Open Source initiatives in cultural environment are emerging tools among educational and cultural institutions. This practice, indeed, is largely used by museums, libraries, archives, in order to promote knowledge also implemented by a sharing process. Involving people in this participative process means also increase the number of real visitors in museums. That idea stimulated the project “Archeowiki”.

We present a precise computation of the topological charge distribution in the $SU(3)$ Yang-Mills theory. It is carried out on the lattice with high statistics Monte Carlo simulations by employing the clover discretization of the field strength tensor combined with the Yang–Mills gradient flow. The flow equations are integrated numerically by a fourth-order structure-preserving Runge–Kutta method. We have performed simulations at four lattice spacings and several lattice sizes to remove with confidence the systematic errors in the second (topological susceptibility $\chi_{t}^{\text{YM}}$ ) and the fourth cumulant of the distribution. In the continuum we obtain the preliminary results $t_{0}^{2} \chi_{t}^{\text{YM}}= 6.53(8) \times 10^{-4}$ and the ratio between the fourth and the second cumulant $R=0.233(45)$. Our results disfavour the $\theta$-behaviour of the vacuum energy predicted by dilute instanton models, while they are compatible with the expectation from the large-$N_{c}$ expansion.

• Poster
Cristian Consonni.
“Nuts4Nuts: extraction of geospatial information from Wikipedia and linking to OpenStreetMap”
Collective Intelligence 2014 @ Massachusetts Institute of Technology, Cambridge (MA) – June 10-12, 2014.
poster (self-hosted) code on GitHub
abstract
Volunteered geographical information (VGI) are one facet of phenomenon of crowdsourcing in which people are collecting and sharing large amounts data in open and collaborative projects. Although these projects have different purposes and scopes there is some overlap between them so it can be asked if these data, which are collected from different communities with different processes, are coherent. In this context we have developed a tool, called Nuts4Nuts, which can identify the municipality in which a Wikipedia article is located extracting relevant informations from the templates or perfoming an analysis of the article's incipit. The code is available with a permissive MIT license. At the moment, the system is limited to locations in Italy and is based on Italian Wikipedia.

Volunteered geographical information (VGI) is one facet of phenomenon of crowdsourcing in which people collect and share large amounts data in open and collaborative projects. Although these projects have different purposes and scopes there is some overlap between them so it can be asked if this data, which is collected from different communities with different processes, is coherent. I will discuss a set of possible analyses between OSM and Wikipedia data, how they can be performed and a path for further research. I will also present some preliminary results of the application of these metrics regarding Italian Wikipedia and OSM in Italy for a given category of objects (churches and historical buildings).

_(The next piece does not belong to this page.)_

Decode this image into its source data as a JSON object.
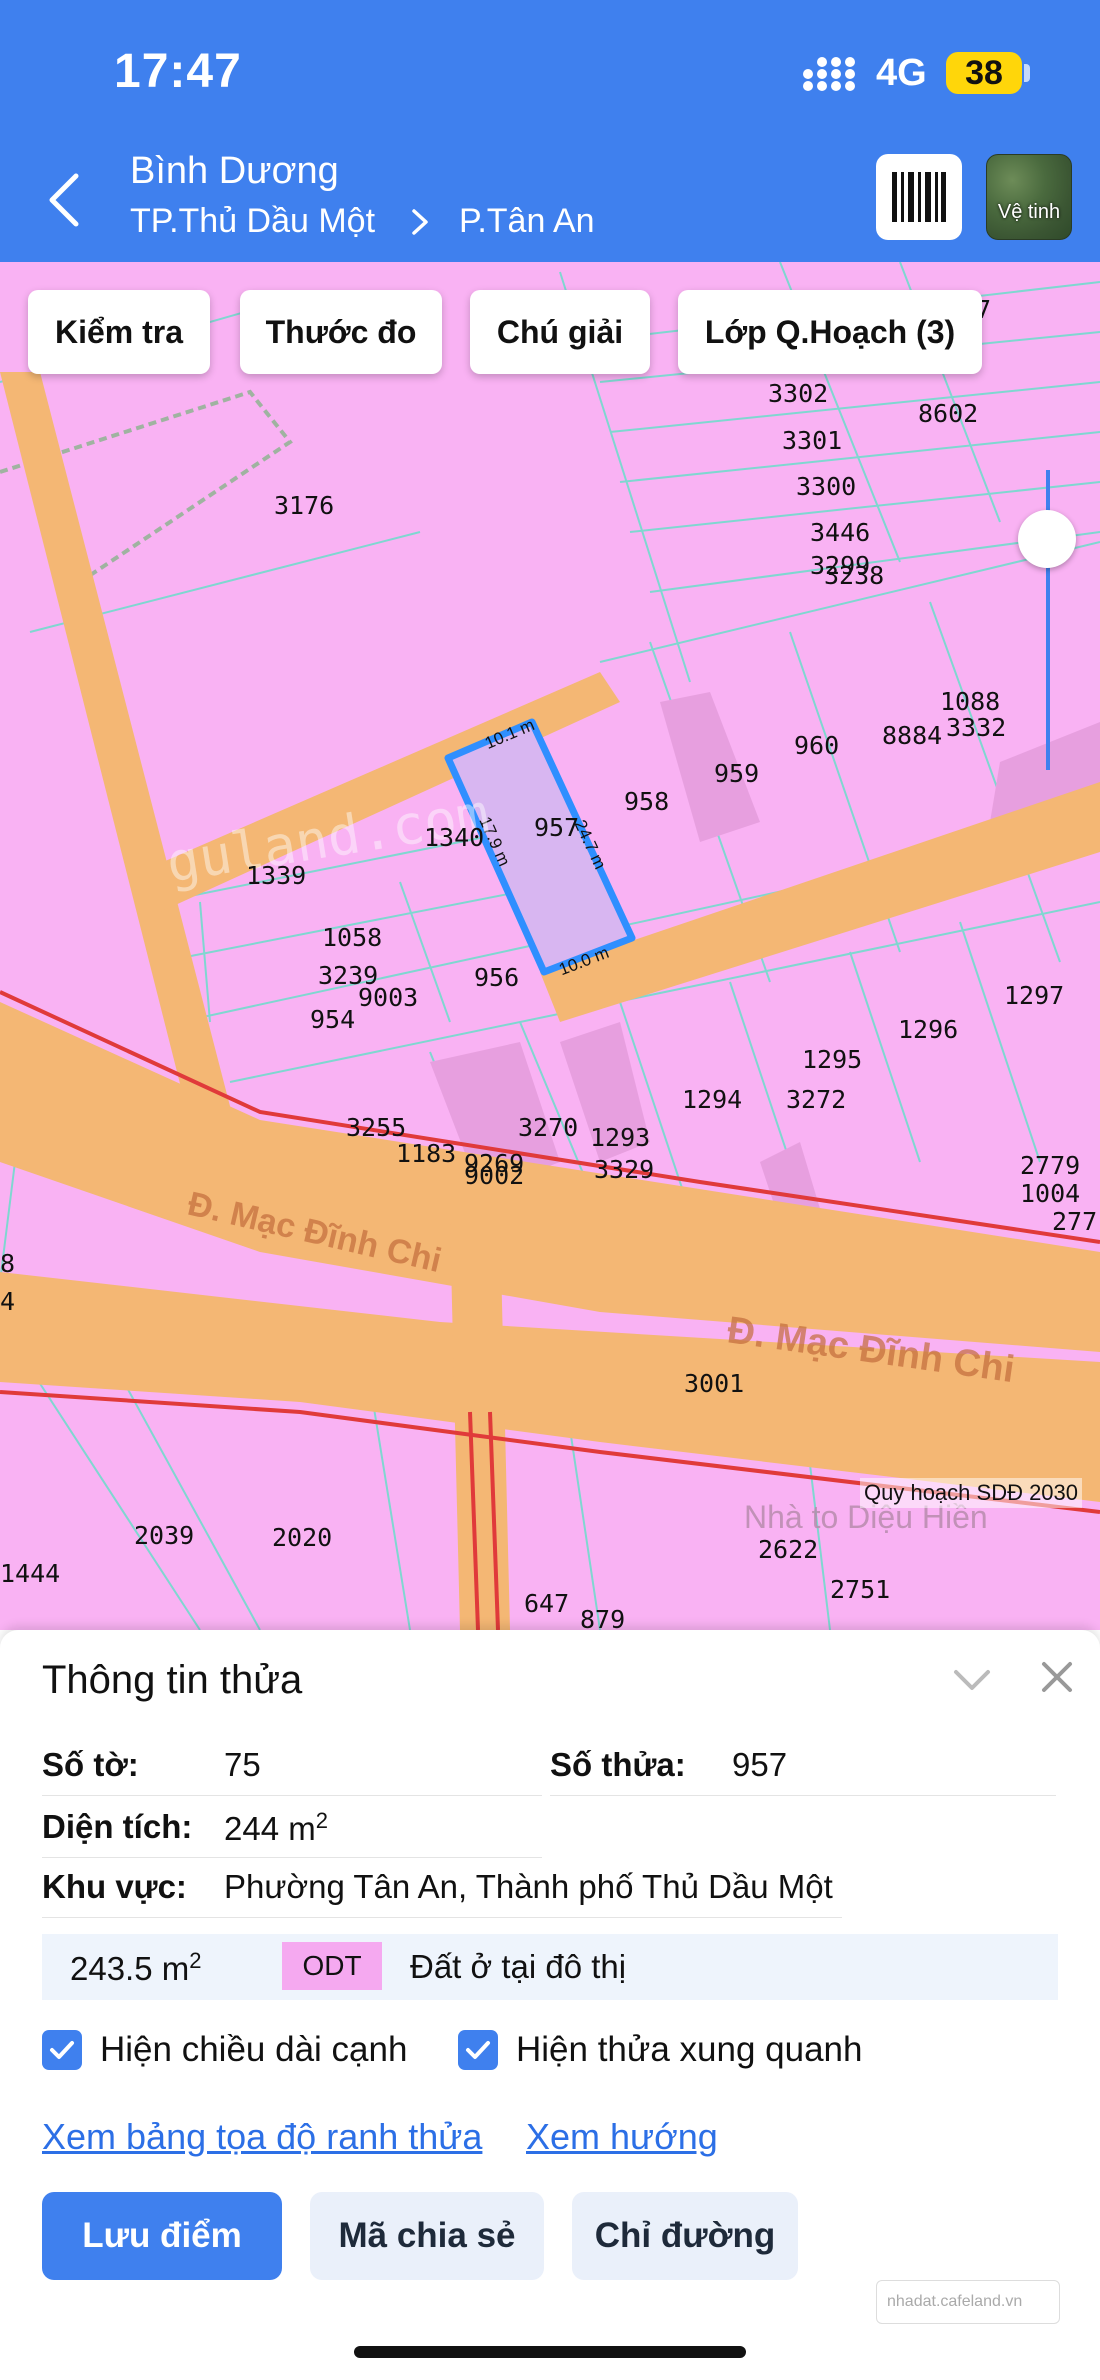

Bachelor and Master Thesis

I have received both my BSc in Physics and my MSc in computational physics from the University of Milano-Bicocca (UniMiB), Milan.